- “Trim the fat.” I also gave this tip in my post on how to edit poetry but for short stories the way you can accomplish this is different. Instead of trying to cut down words sentence by sentence, think of this more broadly. If you have clichés, if you have an extremely long introduction that doesn’t contribute to the story, or if you have filler words, try to cut down on these as much as possible. This will help your story have a more efficient impact on the reader that doesn’t linger on unnecessary details or wording.

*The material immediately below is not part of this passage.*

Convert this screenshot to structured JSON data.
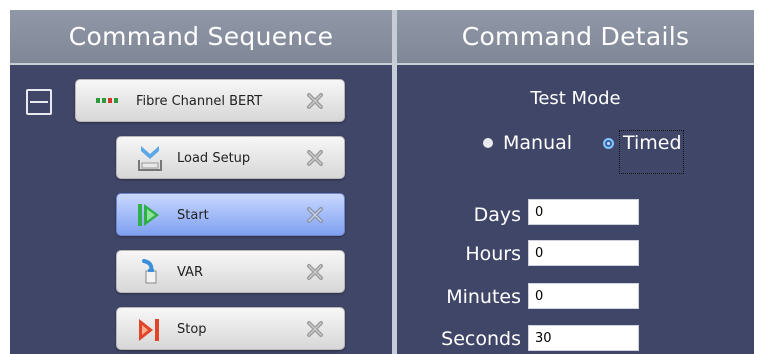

- There should be multiple drafts. I can’t recommend the exact number of drafts you should write before you’re finished with your short story. What I can say for sure, is that the first draft should not be the same as the final draft. It is exciting to finish a piece of work, especially a short story which can take a much longer time than other styles of work. After you finish your first draft, take a break, the break could be a few days long even. Then come back and read your first draft again. After a break you’ll be able to read your work with more objectivity. Repeat this cycle until you’re satisfied with the end product. Each draft will most likely have less and less edits. If your second draft looks extremely different from your first draft, don’t be alarmed! It’s okay. Sometimes we need the freedom to write down out ideas but once we read it, we realize that it didn’t pan out as well as we originally hoped it would. That’s okay and that’s part of the fun of the editing process, we’ll find a way to work through it and produce an amazing end product.
- My last tip is the same as it was for editing poetry; share your work! Sharing your work with friends and asking for feedback will help you find ways to improve that you might not have found on your own. Everyone has different comfort levels when it comes to sharing their work but sharing your story with at least one person that you trust to give constructive feedback will help you grow as a writer. If you are comfortable, I would strongly recommend sharing your work with more than one person since people’s opinions and critiques may vary. Sharing your work with at least a small group of people can help you get a general consensus on your stories strengths and weaknesses.
I find the editing process the most difficult for any type of writing that I post. I didn’t have a strong method until after I graduated college and I’m still learning on how to improve my method every day. This is to help any beginner or any writer that needs a refresher, come up with an editing method that works for them.
What does your editing process look like?
Forced Writing- How to deal with writer’s block if you’re experiencing 2020 burnout or having a difficult time finding the motivation to write this year. This is advice that any writer can benefit from at some point or another.